  4. Eric Sogard strikes out
  5. Kirk Nieuwenhuis is intentionally walked
  6. Mound visit
  7. Nieuwenhuis steals second
  8. Nate Orf is intentionally walked

  9. Mound visit and pitching change (before which Michael Ynoa receives nine pats from his teammates and manager)
  10. Craig Counsell gets impatient
  11. Kyle Wren wins the game with a single

The walk of Rymer Liriano was clearly strategic, since Counsell only called for it after Knebel threw two balls to start the plate appearance. The walk of Nate Orf was also strategic, as it only came after Nieuwenhuis stole second during the plate appearance.

As previously established, though, strategic validity is not in question here, but rather the reason for strategy at all. In this case, maybe the managers were trying to get their pitchers used to the no-pitch intentional walk rule that was instituted for the 2017 season. Or perhaps they wanted to help their young pitchers by putting them in better situations. Maybe they wanted to end spring on a high note. Most likely, though, they were just trying to win.

When the Brewers do win, their mascot still celebrates, even though it’s a mere spring-training victory. The fans still boo (like when Knebel struggles to find the strike zone) and cheer throughout the game, the first-base coaches still give fist bumps, the broadcasters still talk about the winning run being on deck, and the players still have an on-field celebration, although it is decidedly more subdued than that of a regular season game.

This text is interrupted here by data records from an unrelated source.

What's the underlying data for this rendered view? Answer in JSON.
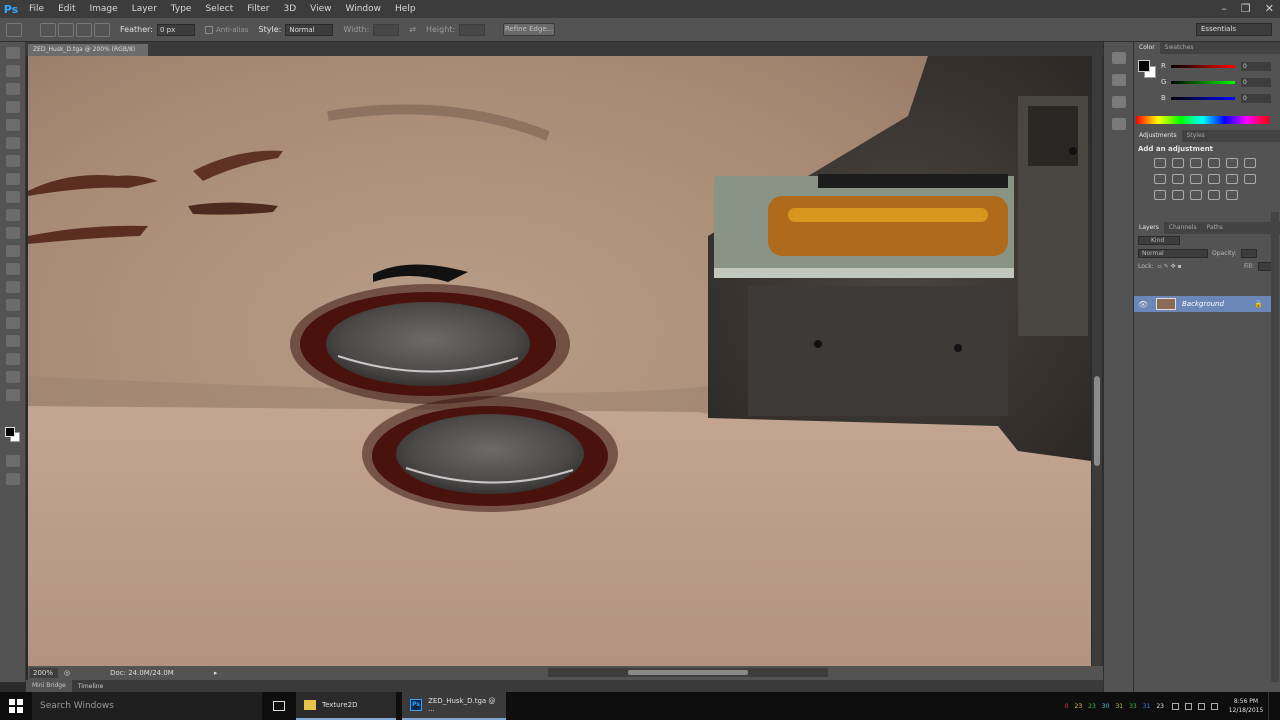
{
  "app": {
    "logo": "Ps"
  },
  "menu": [
    "File",
    "Edit",
    "Image",
    "Layer",
    "Type",
    "Select",
    "Filter",
    "3D",
    "View",
    "Window",
    "Help"
  ],
  "window_controls": [
    "–",
    "❐",
    "✕"
  ],
  "options": {
    "feather_label": "Feather:",
    "feather_value": "0 px",
    "antialias_label": "Anti-alias",
    "style_label": "Style:",
    "style_value": "Normal",
    "width_label": "Width:",
    "height_label": "Height:",
    "refine_label": "Refine Edge...",
    "workspace": "Essentials"
  },
  "document": {
    "tab_title": "ZED_Husk_D.tga @ 200% (RGB/8)",
    "zoom": "200%",
    "doc_info": "Doc: 24.0M/24.0M"
  },
  "bridge_tabs": [
    "Mini Bridge",
    "Timeline"
  ],
  "color_panel": {
    "tabs": [
      "Color",
      "Swatches"
    ],
    "channels": [
      {
        "label": "R",
        "value": "0",
        "color": "#d02020"
      },
      {
        "label": "G",
        "value": "0",
        "color": "#20b020"
      },
      {
        "label": "B",
        "value": "0",
        "color": "#2050d0"
      }
    ]
  },
  "adjustments_panel": {
    "tabs": [
      "Adjustments",
      "Styles"
    ],
    "title": "Add an adjustment"
  },
  "layers_panel": {
    "tabs": [
      "Layers",
      "Channels",
      "Paths"
    ],
    "kind": "Kind",
    "blend": "Normal",
    "opacity_label": "Opacity:",
    "lock_label": "Lock:",
    "fill_label": "Fill:",
    "layer_name": "Background"
  },
  "taskbar": {
    "search_placeholder": "Search Windows",
    "folder_task": "Texture2D",
    "ps_task": "ZED_Husk_D.tga @ ...",
    "tray_numbers": [
      "0",
      "23",
      "23",
      "30",
      "31",
      "33",
      "31",
      "23"
    ],
    "time": "8:56 PM",
    "date": "12/18/2015"
  },
  "colors": {
    "accent": "#31a8ff",
    "panel": "#535353",
    "selected_layer": "#6a87b8"
  }
}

Spring training is baseball where the central conceit—that one team wins and the other loses and that those results have real ramifications—is suspended. Winning the World Series matters in real, concrete ways. It affects salaries and attendance. Winning regular season games matters for similar reasons, in addition to getting teams closer to the World Series. But even in spring training, when the results have absolutely no impact on whether a team makes it to the games that matter most, managers strategize and players try. Less established players are fighting for roster spots and playing time, but even more established players who have no concerns about job security want to play their best. Managers are not being judged by the moves they make in spring training, but sometimes they can’t help but call for an intentional walk that will tip the needle ever so slightly in their team’s favor. The games don’t matter, but sometimes teams can’t stop trying to win.


  1. Not one of these players remains on the Brewers’ roster besides Nate Orf, who is a non-roster invitee this year. [return]